My Current set of daily pills, liquid supplementations, and devices.

My tightening skin leaves limited mobility in my fingers.


How Does Scleroderma Effect Other Warriors:

My incredible friend Jessica M, and founder of Scleroderma Strong, has bean effected in a much different manner than I; Jessica battles severe skin tightining. Since I do not have much expertise in this area of the disease I asked her to share what it is like to live with this ailment, and to share a few photos to enlighten readers of Scleroderma's physical effects. 
"When I was first diagnosed with Scleroderma, 4 years ago, I had no idea it would advance to the stage I am at now. Originally I was diagnosed with Limited Scleroderma, which means the tightening is limited to certain areas of the body. But as time went on I became worse and advanced to Diffuse Scleroderma, which is a lot of skin involvement, included with some organ involvement. My skin is so tight, it cannot be pinched! Imagine that. The worst area it has affected is my hands, which isn't surprising because my hands were the very first place I experienced tightening, 8 years ago. My fingers are stuck in a claw-like position, making everything impossible to grip. I can barely hold a cup, fork, sandwich, book, turn the steering wheel, etc. Not to mention the ulcers on my knuckles! My wrists barely move forward or backward. My shoulders are so tight, I cannot lift my arms above my head. The skin around my neck is so tight, I can hear it cracking when I turn my head from side to side. It is essentially like I am frozen in place, with little room for dexterity. So day-to-day life can be very difficult! But my family helps me with everything. Without my support system of good friends and family, I wouldn't make it through the day!" 



Woman and men like me, like Jessica, and like so many others battle this disease day in and day out; as she once so bravely put on her website, "your worst nightmare our my reality." Each and everyone of us work to bring awareness to this unknown ailment that strikes our fragile bodies; we fight for our lives, but also for our sisters and brothers battling by our sides -- We are too young to be lost to these disease. 

Tuesday, June 2, 2015

Being Sick Is Not Glamorous - Health Update

While many pictures of me will show little evidence of illness, let me assure you, being sick is not a glamorous existence.
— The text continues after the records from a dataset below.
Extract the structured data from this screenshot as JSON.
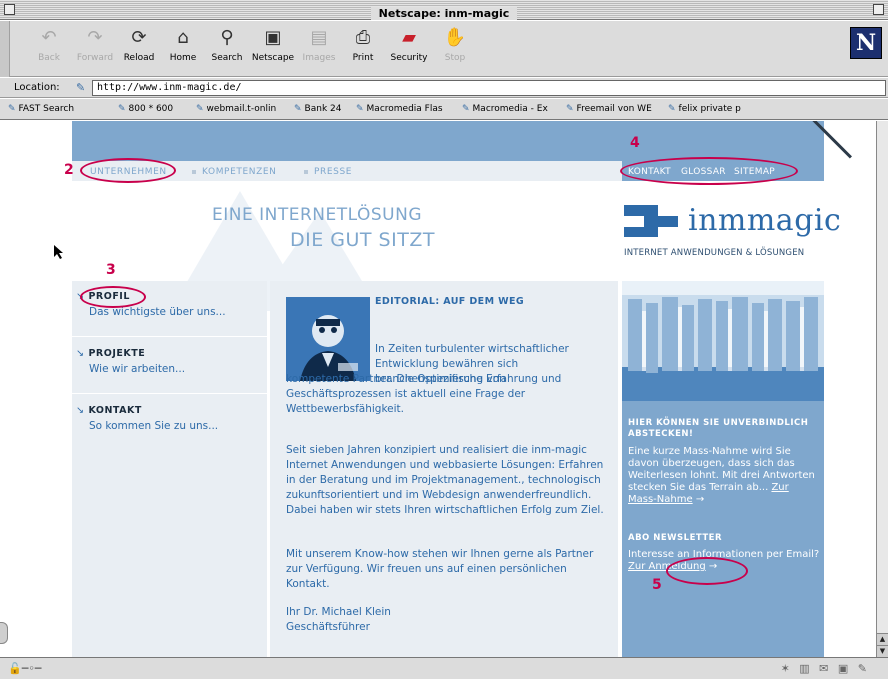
{
  "window": {
    "title": "Netscape: inm-magic"
  },
  "toolbar": {
    "buttons": [
      {
        "label": "Back",
        "icon": "back-arrow-icon",
        "disabled": true
      },
      {
        "label": "Forward",
        "icon": "forward-arrow-icon",
        "disabled": true
      },
      {
        "label": "Reload",
        "icon": "reload-icon",
        "disabled": false
      },
      {
        "label": "Home",
        "icon": "home-icon",
        "disabled": false
      },
      {
        "label": "Search",
        "icon": "search-icon",
        "disabled": false
      },
      {
        "label": "Netscape",
        "icon": "netscape-icon",
        "disabled": false
      },
      {
        "label": "Images",
        "icon": "images-icon",
        "disabled": true
      },
      {
        "label": "Print",
        "icon": "print-icon",
        "disabled": false
      },
      {
        "label": "Security",
        "icon": "security-lock-icon",
        "disabled": false
      },
      {
        "label": "Stop",
        "icon": "stop-icon",
        "disabled": true
      }
    ],
    "logo": "N"
  },
  "location": {
    "label": "Location:",
    "url": "http://www.inm-magic.de/"
  },
  "bookmarks": [
    "FAST Search",
    "800 * 600",
    "webmail.t-onlin",
    "Bank 24",
    "Macromedia Flas",
    "Macromedia - Ex",
    "Freemail von WE",
    "felix private p"
  ],
  "site": {
    "nav": [
      "UNTERNEHMEN",
      "KOMPETENZEN",
      "PRESSE"
    ],
    "util": [
      "KONTAKT",
      "GLOSSAR",
      "SITEMAP"
    ],
    "slogan_line1": "EINE INTERNETLÖSUNG",
    "slogan_line2": "DIE GUT SITZT",
    "brand_name": "inmmagic",
    "brand_tagline": "INTERNET ANWENDUNGEN & LÖSUNGEN",
    "sections": [
      {
        "title": "PROFIL",
        "subtitle": "Das wichtigste über uns..."
      },
      {
        "title": "PROJEKTE",
        "subtitle": "Wie wir arbeiten..."
      },
      {
        "title": "KONTAKT",
        "subtitle": "So kommen Sie zu uns..."
      }
    ],
    "editorial": {
      "headline": "EDITORIAL: AUF DEM WEG",
      "p1a": "In Zeiten turbulenter wirtschaftlicher Entwicklung bewähren sich branchenspezifische Erfahrung und",
      "p1b": "kompetente Partner. Die Optimierung von Geschäftsprozessen ist aktuell eine Frage der Wettbewerbsfähigkeit.",
      "p2": "Seit sieben Jahren konzipiert und realisiert die inm-magic Internet Anwendungen und webbasierte Lösungen: Erfahren in der Beratung und im Projektmanagement., technologisch zukunftsorientiert und im Webdesign anwenderfreundlich. Dabei haben wir stets Ihren wirtschaftlichen Erfolg zum Ziel.",
      "p3": "Mit unserem Know-how stehen wir Ihnen gerne als Partner zur Verfügung. Wir freuen uns auf einen persönlichen Kontakt.",
      "signature": "Ihr Dr. Michael Klein",
      "role": "Geschäftsführer"
    },
    "sidebar": {
      "massnahme_head": "HIER KÖNNEN SIE UNVERBINDLICH ABSTECKEN!",
      "massnahme_body": "Eine kurze Mass-Nahme wird Sie davon überzeugen, dass sich das Weiterlesen lohnt. Mit drei Antworten stecken Sie das Terrain ab...",
      "massnahme_link": "Zur Mass-Nahme",
      "newsletter_head": "ABO NEWSLETTER",
      "newsletter_body": "Interesse an Informationen per Email?",
      "newsletter_link": "Zur Anmeldung",
      "arrow": "→"
    }
  },
  "annotations": [
    "2",
    "3",
    "4",
    "5"
  ],
  "colors": {
    "site_blue": "#7fa7cd",
    "text_blue": "#2d6aa8",
    "annotation": "#c8004b"
  }
}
Without make-up, stylish clothing, the concealment of my medical devices, and the repression of specific information regarding certain unpleasant symptoms, my life is actually quite vulgar. Hospital stays like my most recent are the true epitome of my life. This excrussiatingly real existence I attempt to keep out of the light of others because it is very unpleasant and not exactly appropriate conversation to strike up with others. No one truly wants to hear about your leaking body parts, horrendous rashes, or infected stoma drainage that ruins all of your clothes.
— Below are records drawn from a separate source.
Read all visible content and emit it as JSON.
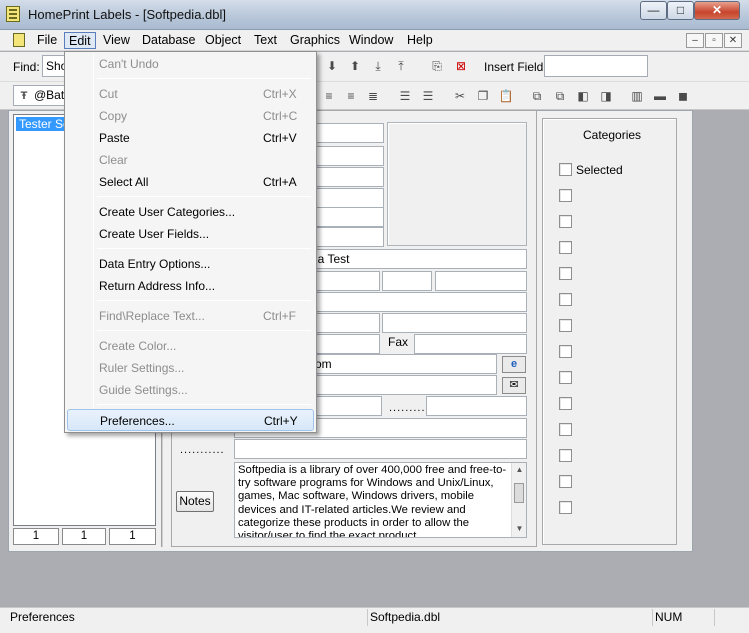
{
  "window": {
    "title": "HomePrint Labels - [Softpedia.dbl]",
    "min": "—",
    "max": "□",
    "close": "✕"
  },
  "menubar": [
    "File",
    "Edit",
    "View",
    "Database",
    "Object",
    "Text",
    "Graphics",
    "Window",
    "Help"
  ],
  "mdi_controls": [
    "–",
    "▫",
    "✕"
  ],
  "toolbar": {
    "find_label": "Find:",
    "find_value": "Sho",
    "insert_field_label": "Insert Field:",
    "insert_field_value": "",
    "font_value": "@Bata"
  },
  "records": {
    "selected": "Tester So",
    "counters": [
      "1",
      "1",
      "1"
    ]
  },
  "form": {
    "company": "ia Test",
    "fax_label": "Fax",
    "web": "om",
    "dots_1": "..........",
    "dots_2": "...........",
    "notes_button": "Notes",
    "notes_text": "Softpedia is a library of over 400,000 free and free-to-try software programs for Windows and Unix/Linux, games, Mac software, Windows drivers, mobile devices and IT-related articles.We review and categorize these products in order to allow the visitor/user to find the exact product"
  },
  "categories": {
    "title": "Categories",
    "first_label": "Selected",
    "count": 14
  },
  "edit_menu": [
    {
      "label": "Can't Undo",
      "shortcut": "",
      "disabled": true
    },
    {
      "sep": true
    },
    {
      "label": "Cut",
      "shortcut": "Ctrl+X",
      "disabled": true
    },
    {
      "label": "Copy",
      "shortcut": "Ctrl+C",
      "disabled": true
    },
    {
      "label": "Paste",
      "shortcut": "Ctrl+V",
      "disabled": false
    },
    {
      "label": "Clear",
      "shortcut": "",
      "disabled": true
    },
    {
      "label": "Select All",
      "shortcut": "Ctrl+A",
      "disabled": false
    },
    {
      "sep": true
    },
    {
      "label": "Create User Categories...",
      "shortcut": "",
      "disabled": false
    },
    {
      "label": "Create User Fields...",
      "shortcut": "",
      "disabled": false
    },
    {
      "sep": true
    },
    {
      "label": "Data Entry Options...",
      "shortcut": "",
      "disabled": false
    },
    {
      "label": "Return Address Info...",
      "shortcut": "",
      "disabled": false
    },
    {
      "sep": true
    },
    {
      "label": "Find\\Replace Text...",
      "shortcut": "Ctrl+F",
      "disabled": true
    },
    {
      "sep": true
    },
    {
      "label": "Create Color...",
      "shortcut": "",
      "disabled": true
    },
    {
      "label": "Ruler Settings...",
      "shortcut": "",
      "disabled": true
    },
    {
      "label": "Guide Settings...",
      "shortcut": "",
      "disabled": true
    },
    {
      "sep": true
    },
    {
      "label": "Preferences...",
      "shortcut": "Ctrl+Y",
      "disabled": false,
      "hover": true
    }
  ],
  "statusbar": {
    "message": "Preferences",
    "file": "Softpedia.dbl",
    "num": "NUM"
  }
}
Sunday night after another beratement of heart palpitations, explosive diarrhea, weakness, dangerously low O2 saturation, excessive bruising and extreme paleness, I found myself in the Universities ER for the second time in ten days. My ragging case of SIBO had once again depleted my electrolytes, this time causing moderate anemia. My bowel moments had become so frequent that making it to the restroom was not an option. A lovely symptom of Scleroderma is decreased pressure in the different sphincters of the body, suprisingly you have more than just the one; there are actually over 60 in the human body. So when you have diarrhea and Scleroderma, you better have a change of pants. Now are you getting the picture why my life is less than glamorous?
After being admitted for electrolyte and iron infusions my levels had risen to stable and I was aloud to return home on antibiotics after one night in the hospital. Due to this consistent issue with electrolytes, anemia, and reoccurring SIBO I will have to start Iron infusions weekly. I will be working out the details with my GI when i see her in a few short weeks; hopefully I can stay out of the ER until then. 

So when you see pictures of me smiling, looking well put together, or wearing a stylish outfit remember, that is not an authentic representation of my life... and those probably weren't my first pair of pants for the day.